## About this task
What lines in the records below include the word "Компактный"? Return each one.

## Supplied records

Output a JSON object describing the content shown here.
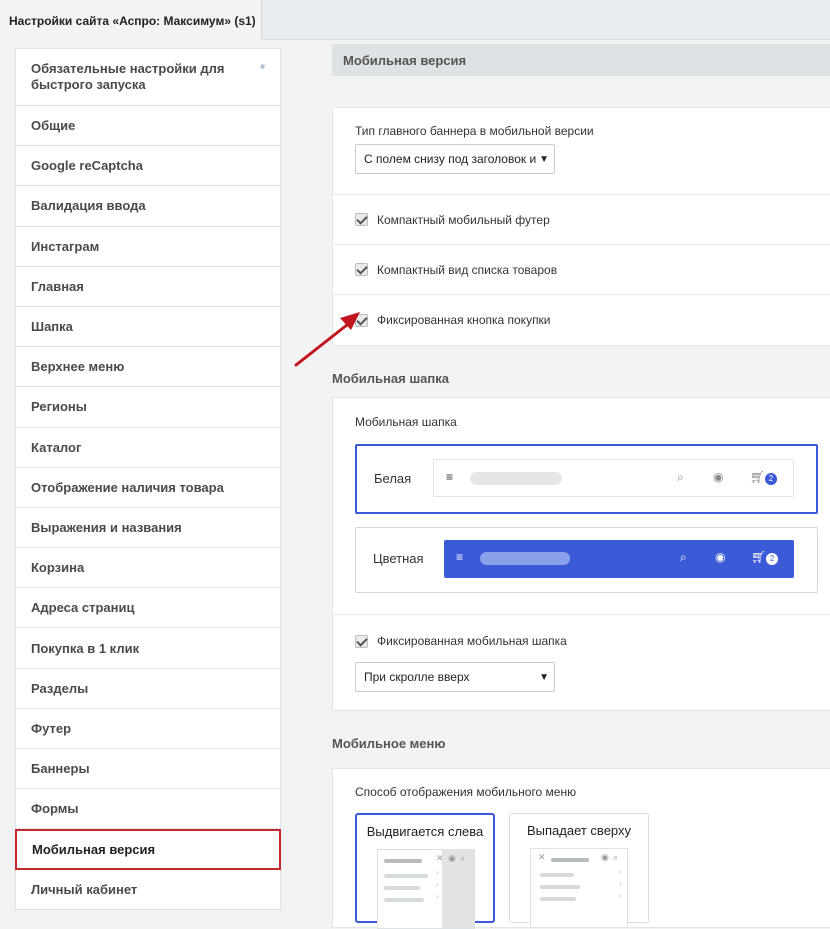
{
  "tab": {
    "title": "Настройки сайта «Аспро: Максимум» (s1)"
  },
  "sidebar": {
    "items": [
      {
        "label": "Обязательные настройки для быстрого запуска",
        "star": "*"
      },
      {
        "label": "Общие"
      },
      {
        "label": "Google reCaptcha"
      },
      {
        "label": "Валидация ввода"
      },
      {
        "label": "Инстаграм"
      },
      {
        "label": "Главная"
      },
      {
        "label": "Шапка"
      },
      {
        "label": "Верхнее меню"
      },
      {
        "label": "Регионы"
      },
      {
        "label": "Каталог"
      },
      {
        "label": "Отображение наличия товара"
      },
      {
        "label": "Выражения и названия"
      },
      {
        "label": "Корзина"
      },
      {
        "label": "Адреса страниц"
      },
      {
        "label": "Покупка в 1 клик"
      },
      {
        "label": "Разделы"
      },
      {
        "label": "Футер"
      },
      {
        "label": "Баннеры"
      },
      {
        "label": "Формы"
      },
      {
        "label": "Мобильная версия"
      },
      {
        "label": "Личный кабинет"
      }
    ],
    "active_index": 19
  },
  "main": {
    "section_title": "Мобильная версия",
    "banner": {
      "label": "Тип главного баннера в мобильной версии",
      "value": "С полем снизу под заголовок и"
    },
    "checks": [
      {
        "label": "Компактный мобильный футер",
        "checked": true
      },
      {
        "label": "Компактный вид списка товаров",
        "checked": true
      },
      {
        "label": "Фиксированная кнопка покупки",
        "checked": true
      }
    ],
    "mobile_header": {
      "group_title": "Мобильная шапка",
      "label": "Мобильная шапка",
      "options": [
        {
          "label": "Белая",
          "selected": true,
          "cart_count": "2"
        },
        {
          "label": "Цветная",
          "selected": false,
          "cart_count": "2"
        }
      ],
      "fixed_label": "Фиксированная мобильная шапка",
      "fixed_checked": true,
      "fixed_select": "При скролле вверх"
    },
    "mobile_menu": {
      "group_title": "Мобильное меню",
      "label": "Способ отображения мобильного меню",
      "options": [
        {
          "label": "Выдвигается слева",
          "selected": true
        },
        {
          "label": "Выпадает сверху",
          "selected": false
        }
      ]
    }
  },
  "colors": {
    "accent_blue": "#3a5ad8",
    "active_border": "#c1272d",
    "arrow": "#c0151d"
  },
  "icons": [
    "star-icon",
    "checkbox-icon",
    "dropdown-arrow-icon",
    "hamburger-icon",
    "search-icon",
    "user-icon",
    "cart-icon",
    "close-icon",
    "chevron-right-icon",
    "annotation-arrow"
  ]
}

## Written reply
        "label": "Компактный мобильный футер",
        "label": "Компактный вид списка товаров",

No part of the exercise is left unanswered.